Adolescence, simply defined, is the state or process of growing up… sounds easy enough. One’s body knows what to do: eat, sleep, drink and one day, as if by magic, it wakes up and is different. But, what about those other changes, the ones we’re not so eager to discuss; changes in mood, acne, menstruation. Is this normal? Though the simple answer in most cases is yes, there are many topics and questions a healthcare provider familiar with adolescent women’s health can help to address.
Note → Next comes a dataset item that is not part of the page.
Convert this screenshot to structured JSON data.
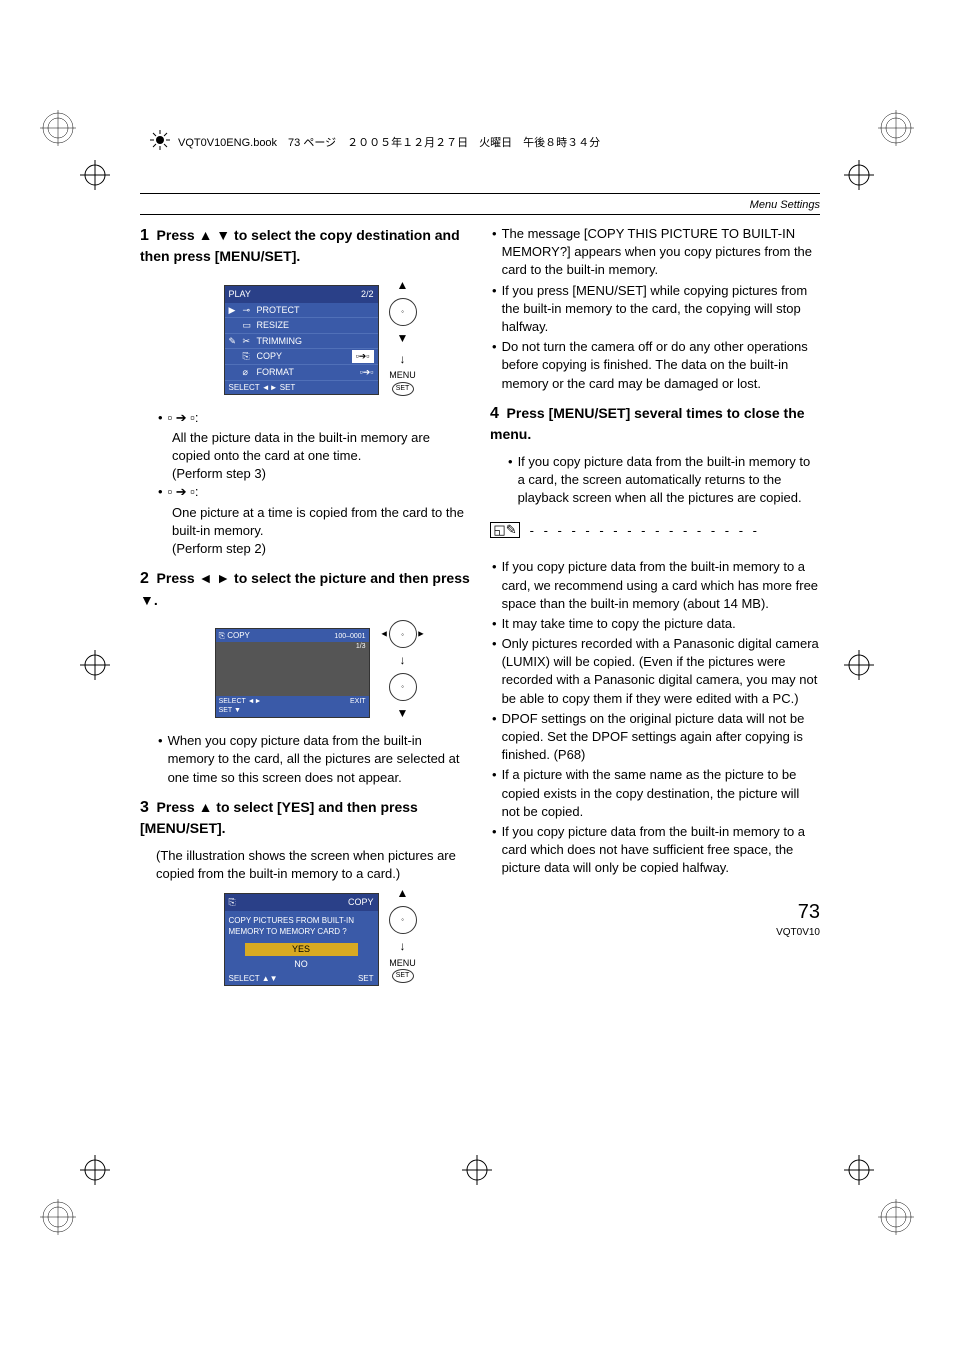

While there is no set age or reason to begin routine care with a women’s health professional, the American Congress of Obstetricians and Gynecologists recommends adolescents establish care between the ages of 12 and 15. By initiating this relationship early in one’s reproductive life, patients and physicians are more easily able to bridge communication barriers, particularly regarding the sensitive issues which arise in the course of care for adolescent women.

A major health concern for women after menopause is the risk of heart attack and stroke. Throughout the last decade, Hormone Replacement Therapy (HRT) has been used to treat menopausal symptoms and help prevent cardiovascular disease. Now, there is a large body of evidence that has shown that women who take HRT are also at a lower risk of heart disease.

In the first 5-10 years after menopause, estrogen is actually effective in preventing cardiovascular disease. It is in this group that HRT can make a difference. This concept was discovered in the first and only prospective, double blinded, placebo controlled study of HRT in older women, called the Women’s Health Initiative Study (WHI). This was a controlled study designed to test the hypothesis that HRT is beneficial in preventing heart disease in women. Primarily studied were older women, well past menopause.